According to Business Daily Africa, the Kenyan government is poised to renegotiate its existing contract for the management of state-owned fibre-optic infrastructure. The management contract was signed in July 2010, granting Telkom Kenya the right to run the National Optic Fibre Backbone Infrastructure (NOFBI), and sell capacity to other operators, such as Safaricom, Access Kenya and the Wananchi Group. Although France Telecom acquired a 51% stake in Telkom Kenya in December 2007, the remainder of the shares were retained by the government, and it is believed that Telkom was offered the fibre management contract on the strength of the government’s continued shareholding in the company.

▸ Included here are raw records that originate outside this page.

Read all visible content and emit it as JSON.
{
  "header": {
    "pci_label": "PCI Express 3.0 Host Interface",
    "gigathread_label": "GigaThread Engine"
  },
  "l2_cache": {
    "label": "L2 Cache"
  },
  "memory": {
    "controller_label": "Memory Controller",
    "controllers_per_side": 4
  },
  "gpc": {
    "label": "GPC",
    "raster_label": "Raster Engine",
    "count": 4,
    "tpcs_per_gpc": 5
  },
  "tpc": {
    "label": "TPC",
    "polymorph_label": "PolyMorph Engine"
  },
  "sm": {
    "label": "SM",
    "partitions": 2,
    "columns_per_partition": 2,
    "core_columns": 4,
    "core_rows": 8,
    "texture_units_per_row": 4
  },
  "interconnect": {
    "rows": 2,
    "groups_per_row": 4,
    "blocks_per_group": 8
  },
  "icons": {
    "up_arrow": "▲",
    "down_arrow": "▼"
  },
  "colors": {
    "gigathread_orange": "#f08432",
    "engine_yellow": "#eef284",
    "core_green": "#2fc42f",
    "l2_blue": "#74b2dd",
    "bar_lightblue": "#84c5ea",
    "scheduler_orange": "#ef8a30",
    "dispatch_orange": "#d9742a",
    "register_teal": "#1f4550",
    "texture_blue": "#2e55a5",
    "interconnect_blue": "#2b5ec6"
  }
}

The possible change in management has arisen because the state believes that Telkom has not been aggressive enough in selling capacity to its rivals. Further, it considers the KES250 million (USD2.75 million) management fee to be disproportionately high considering the amount of unused capacity; the fee is broken down as KES1,050 per kilometre. Apart from Telkom, the only other operator currently believed to be utilising NOFBI is cellco Safaricom. Although telcos such as Jamii Telkom Ltd (JTL) and Access Kenya have rolled out fibre-optic infrastructure in the main urban centres, they currently lack the appropriate fibre links connecting Nairobi and Mombasa. Joshua Chekwony, chairman of Jamii Telecom, told Business Daily Africa: ‘Jamii cannot access the NOFBI because Telkom Kenya has not finalised [its contract] with the ministry. In a letter to us, Telkom said that the price is determined by the ministry, which is yet to finalise on the new arrangement’.
A senior government official who declined to be named, told the newspaper: ‘Telkom Kenya has not been strong enough to handle this infrastructure as a business so far, thus slowing the uptake of internet in the country’. The official went on to indicate that the government is planning to offer the contract to a neutral firm, although reports elsewhere suggest that Telkom may be offered a commission-based arrangement, to prompt it to take on a more aggressive sales approach. A final decision on the management contract is expected to be reached later today, following a meeting attended by government communications officials and the telecoms sector’s main players.